Excerpts from an interface dataset
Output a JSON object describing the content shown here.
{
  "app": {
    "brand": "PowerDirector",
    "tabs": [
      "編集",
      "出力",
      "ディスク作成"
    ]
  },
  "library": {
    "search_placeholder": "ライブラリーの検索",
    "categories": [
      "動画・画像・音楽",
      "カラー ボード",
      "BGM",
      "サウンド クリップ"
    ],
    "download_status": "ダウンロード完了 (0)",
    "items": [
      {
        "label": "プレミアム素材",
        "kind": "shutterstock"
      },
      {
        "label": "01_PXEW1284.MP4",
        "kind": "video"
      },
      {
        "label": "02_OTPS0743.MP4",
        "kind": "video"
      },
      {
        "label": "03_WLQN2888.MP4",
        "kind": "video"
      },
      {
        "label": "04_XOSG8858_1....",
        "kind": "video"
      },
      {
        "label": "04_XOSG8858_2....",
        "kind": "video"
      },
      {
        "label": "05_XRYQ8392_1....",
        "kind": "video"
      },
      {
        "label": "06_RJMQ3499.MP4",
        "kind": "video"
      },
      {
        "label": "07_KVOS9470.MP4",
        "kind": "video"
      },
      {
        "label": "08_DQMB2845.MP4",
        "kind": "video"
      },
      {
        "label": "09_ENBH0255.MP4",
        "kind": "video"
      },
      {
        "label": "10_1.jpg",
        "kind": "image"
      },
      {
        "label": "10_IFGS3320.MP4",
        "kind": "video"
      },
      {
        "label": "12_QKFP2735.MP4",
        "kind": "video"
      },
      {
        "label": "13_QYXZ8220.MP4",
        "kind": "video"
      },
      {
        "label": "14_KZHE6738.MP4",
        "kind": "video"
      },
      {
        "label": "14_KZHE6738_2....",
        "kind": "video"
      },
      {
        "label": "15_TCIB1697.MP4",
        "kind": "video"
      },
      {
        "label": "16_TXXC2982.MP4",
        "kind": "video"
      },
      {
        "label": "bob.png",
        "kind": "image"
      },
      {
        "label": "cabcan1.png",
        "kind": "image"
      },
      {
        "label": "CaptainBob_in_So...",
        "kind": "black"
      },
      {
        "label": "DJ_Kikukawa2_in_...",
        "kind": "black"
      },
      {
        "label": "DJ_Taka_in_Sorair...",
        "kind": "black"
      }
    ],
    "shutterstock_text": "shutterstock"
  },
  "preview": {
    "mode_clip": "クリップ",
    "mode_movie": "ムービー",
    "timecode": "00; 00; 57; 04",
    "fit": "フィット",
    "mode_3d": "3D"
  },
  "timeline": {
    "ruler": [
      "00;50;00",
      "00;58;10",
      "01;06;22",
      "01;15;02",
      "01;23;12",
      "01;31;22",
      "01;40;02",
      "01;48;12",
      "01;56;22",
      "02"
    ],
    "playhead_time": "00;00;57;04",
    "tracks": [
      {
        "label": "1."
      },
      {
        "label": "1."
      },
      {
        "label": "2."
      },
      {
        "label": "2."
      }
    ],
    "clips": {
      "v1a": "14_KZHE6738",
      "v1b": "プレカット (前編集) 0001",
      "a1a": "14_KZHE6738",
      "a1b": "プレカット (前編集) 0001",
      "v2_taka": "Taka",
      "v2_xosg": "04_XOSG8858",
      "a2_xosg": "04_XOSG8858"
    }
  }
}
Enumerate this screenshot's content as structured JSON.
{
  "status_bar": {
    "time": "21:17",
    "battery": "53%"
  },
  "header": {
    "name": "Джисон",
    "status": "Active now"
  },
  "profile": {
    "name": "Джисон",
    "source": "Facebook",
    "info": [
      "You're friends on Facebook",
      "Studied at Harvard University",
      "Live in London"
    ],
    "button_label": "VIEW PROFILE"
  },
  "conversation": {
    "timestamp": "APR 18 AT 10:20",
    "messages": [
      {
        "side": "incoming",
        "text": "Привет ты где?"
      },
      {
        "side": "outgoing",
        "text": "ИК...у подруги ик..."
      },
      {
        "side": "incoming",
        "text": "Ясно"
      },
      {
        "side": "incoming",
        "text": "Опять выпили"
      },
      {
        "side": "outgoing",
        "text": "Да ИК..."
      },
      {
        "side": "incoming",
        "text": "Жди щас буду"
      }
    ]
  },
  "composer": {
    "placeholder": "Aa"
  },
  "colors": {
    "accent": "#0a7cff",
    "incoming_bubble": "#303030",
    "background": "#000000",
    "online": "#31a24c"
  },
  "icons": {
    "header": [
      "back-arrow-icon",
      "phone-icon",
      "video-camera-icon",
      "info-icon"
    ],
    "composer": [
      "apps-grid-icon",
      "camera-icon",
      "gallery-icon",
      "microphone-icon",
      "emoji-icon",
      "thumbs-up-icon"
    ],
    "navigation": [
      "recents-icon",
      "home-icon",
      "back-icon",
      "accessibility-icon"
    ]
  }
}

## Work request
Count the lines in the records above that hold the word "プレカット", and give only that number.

## Solution for this task
2